Primary production of the tea leaves is for green, oolong and white teas, and occasionally black, with green tea being the most popular variety enjoyed by the Vietnamese.
Tea is grown in over a half of Vietnam’s provinces but most productively in Lam Dong (in the Central Highlands), Thai Nguyen, Phu Tho, Tuyen Quang, Ha Giang (all in the Northeast), and Yen Bai (in the Northwest, where this tea originates), provinces. As the majority of Vietnam tea is produced in a relatively small area, comprising the most northerly provinces, there is nothing approaching the range of variety and styles of teas that are found in China.
Even so, differences in soil, terrain, elevation and processing practices still provide plenty of choice despite the absence of dramatic regional differences. The Central Highlands are known for their oolongs with Taiwanese production influences, whilst the Northwest is known for their
wild tea plants that have been left to return to their natural growth state, the leaves of which are used to make green, black, white and dark teas. Green tea is typically produced in the Northeast provinces.
Bring filtered or spring water to 212°F. Add 1 tsp of tea leaves to an 8oz cup.
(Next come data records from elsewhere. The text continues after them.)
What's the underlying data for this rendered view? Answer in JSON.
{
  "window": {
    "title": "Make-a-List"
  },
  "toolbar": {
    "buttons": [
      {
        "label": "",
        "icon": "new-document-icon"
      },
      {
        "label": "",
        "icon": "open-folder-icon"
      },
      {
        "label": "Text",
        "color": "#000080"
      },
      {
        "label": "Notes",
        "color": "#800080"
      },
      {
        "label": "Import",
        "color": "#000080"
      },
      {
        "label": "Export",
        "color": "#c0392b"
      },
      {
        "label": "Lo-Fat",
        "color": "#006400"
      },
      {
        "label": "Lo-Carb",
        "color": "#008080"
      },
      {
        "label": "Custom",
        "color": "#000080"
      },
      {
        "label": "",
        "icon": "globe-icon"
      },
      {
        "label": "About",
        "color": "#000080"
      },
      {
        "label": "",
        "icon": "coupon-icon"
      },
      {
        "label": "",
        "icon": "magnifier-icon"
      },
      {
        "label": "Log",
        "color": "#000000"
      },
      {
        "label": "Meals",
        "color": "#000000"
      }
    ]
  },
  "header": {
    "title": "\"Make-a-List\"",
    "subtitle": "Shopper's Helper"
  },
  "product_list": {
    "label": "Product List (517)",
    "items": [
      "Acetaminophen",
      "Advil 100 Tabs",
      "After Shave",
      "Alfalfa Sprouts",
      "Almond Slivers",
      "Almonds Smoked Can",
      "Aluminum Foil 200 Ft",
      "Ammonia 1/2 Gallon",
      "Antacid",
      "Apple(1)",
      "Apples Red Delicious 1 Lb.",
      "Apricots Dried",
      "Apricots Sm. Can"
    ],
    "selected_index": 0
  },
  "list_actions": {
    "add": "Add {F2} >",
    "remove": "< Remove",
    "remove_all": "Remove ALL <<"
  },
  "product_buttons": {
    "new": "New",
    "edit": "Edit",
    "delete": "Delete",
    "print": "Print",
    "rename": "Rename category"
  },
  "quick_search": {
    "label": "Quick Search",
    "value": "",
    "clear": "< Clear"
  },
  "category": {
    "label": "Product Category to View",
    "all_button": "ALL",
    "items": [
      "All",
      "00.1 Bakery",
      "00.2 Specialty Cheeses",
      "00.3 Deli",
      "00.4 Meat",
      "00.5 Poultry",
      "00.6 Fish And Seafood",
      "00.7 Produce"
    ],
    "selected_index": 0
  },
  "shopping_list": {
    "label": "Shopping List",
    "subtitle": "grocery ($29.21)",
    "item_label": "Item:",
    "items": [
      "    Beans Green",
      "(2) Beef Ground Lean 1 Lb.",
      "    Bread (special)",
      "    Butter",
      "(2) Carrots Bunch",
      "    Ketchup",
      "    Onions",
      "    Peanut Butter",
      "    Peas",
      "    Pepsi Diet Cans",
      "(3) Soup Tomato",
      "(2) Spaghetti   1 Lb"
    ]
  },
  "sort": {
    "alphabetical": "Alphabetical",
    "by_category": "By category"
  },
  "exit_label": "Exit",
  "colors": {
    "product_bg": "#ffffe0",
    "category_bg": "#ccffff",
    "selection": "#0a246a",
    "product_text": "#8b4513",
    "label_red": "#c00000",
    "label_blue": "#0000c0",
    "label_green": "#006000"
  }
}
Pour boiling water over the tea leaves and let steep 5-7 minutes.